Business requirements and customer demand dictate purchasing decisions
For printers who need to protect the future of their businesses, direct digital output is the only option. That much is clear, but what is less clear is whether to choose computer-to-plate (CTP) technology or to invest in a Direct Imaging (DI) press, where the platesetter is built into an A3+ or B3 format press. The decision is not just a question of whether to buy a press with the platesetter built in, versus having a standalone CTP device. Now, more than ever, it is the applications that dictate investment preferences.
Business requirements drive decision-making

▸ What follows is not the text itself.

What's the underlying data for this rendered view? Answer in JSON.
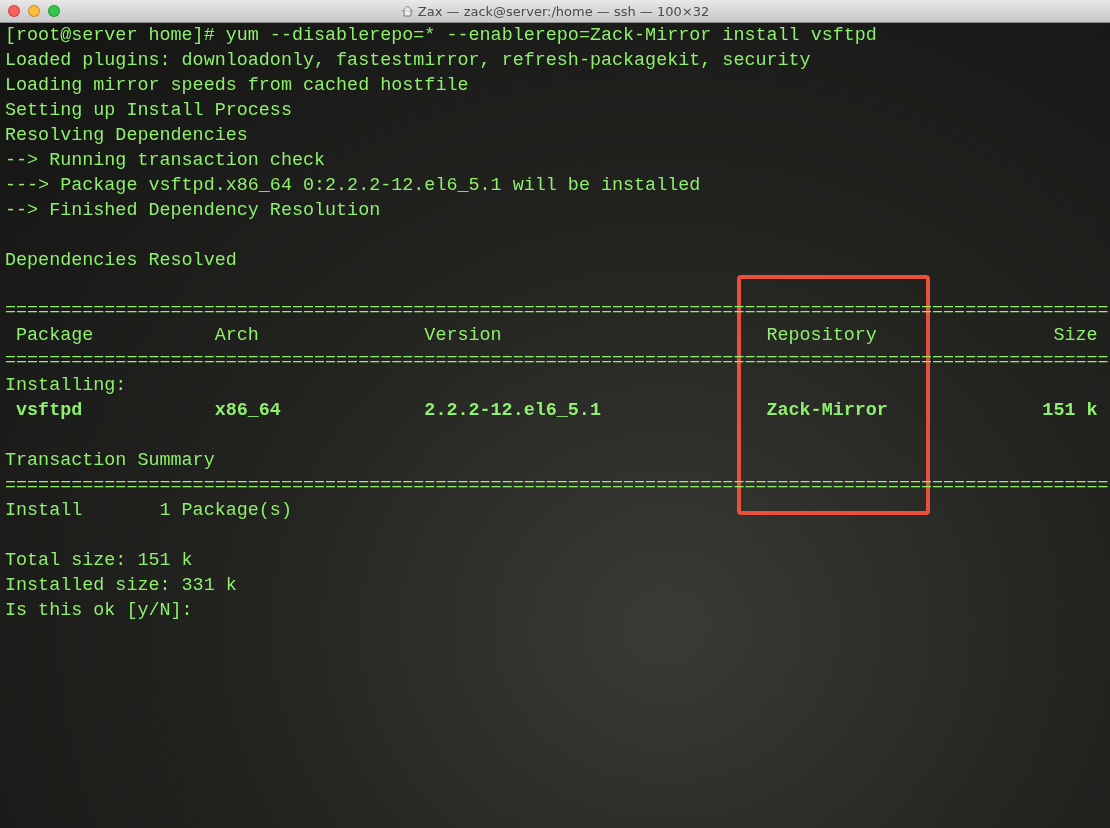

Talk to any of the numerous manufacturers of CTP systems and the view is that a digital platesetter is absolutely the only way to go, primarily because there are no format constraints. For Presstek and Screen, the only two manufacturers of both CTP and DI devices, the picture is less clear-cut because it depends on the business requirements. Although CTP tends to outstrip DI, both companies seeing steady sales in DI as well as CTP. According to Digital Dots research, there are slightly more than 5200 DI presses and nearly 20,000 digital platesetters in production worldwide. Most commercial printers preferring to go with DI have done so to meet very specific business applications, such as support for longer run lengths than a variable data digital press would be used for. For the most part such printers invest in DI to provide additional capacity, complementing a variable data digital press, and for medium run lengths up to 10,000 copies. On the other hand, printers invest in CTP to streamline their workflows, save time and cut consumables costs and do not make the decision based on run lengths.

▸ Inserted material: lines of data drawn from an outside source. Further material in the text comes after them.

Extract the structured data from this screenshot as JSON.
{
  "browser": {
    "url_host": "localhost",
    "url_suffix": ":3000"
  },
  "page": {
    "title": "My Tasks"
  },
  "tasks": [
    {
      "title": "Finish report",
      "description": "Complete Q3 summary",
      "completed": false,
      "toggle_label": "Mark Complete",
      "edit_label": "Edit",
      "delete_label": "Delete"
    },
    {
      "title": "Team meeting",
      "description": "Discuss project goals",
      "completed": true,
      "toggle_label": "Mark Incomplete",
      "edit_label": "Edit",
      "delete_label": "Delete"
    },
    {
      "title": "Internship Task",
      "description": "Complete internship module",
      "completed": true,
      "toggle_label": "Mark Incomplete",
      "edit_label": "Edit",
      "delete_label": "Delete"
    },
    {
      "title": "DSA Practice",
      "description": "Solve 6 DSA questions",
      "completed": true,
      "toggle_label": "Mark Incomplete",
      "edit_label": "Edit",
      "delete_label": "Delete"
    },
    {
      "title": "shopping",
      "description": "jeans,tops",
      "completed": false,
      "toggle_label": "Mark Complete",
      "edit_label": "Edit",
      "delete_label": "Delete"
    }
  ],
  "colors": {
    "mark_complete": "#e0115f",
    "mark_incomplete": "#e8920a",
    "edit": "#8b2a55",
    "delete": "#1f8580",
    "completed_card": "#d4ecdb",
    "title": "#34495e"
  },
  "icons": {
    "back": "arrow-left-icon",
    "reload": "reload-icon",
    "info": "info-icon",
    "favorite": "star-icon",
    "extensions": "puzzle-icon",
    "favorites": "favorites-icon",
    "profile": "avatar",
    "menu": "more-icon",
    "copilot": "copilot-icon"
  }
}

According to Tim Taylor, marketing director at Screen, “the one market that shows a preference for DI is the digital printer who has started with an Indigo [variable data digital press] or similar. He therefore does not have a CTP device and has found that his digital press is just not competitive on longer runs despite any reports to the contrary!” Regarding CTP, Taylor says that it “has continued to grow, we sold more machines last year than any other year and that applies to Europe. The rest of the world [we have] around 36% market share [and] the split would be very roughly 25% Europe, 25% US and 50% Asia, including Japan, China, India. We still have not seen the predicted drop in sales.”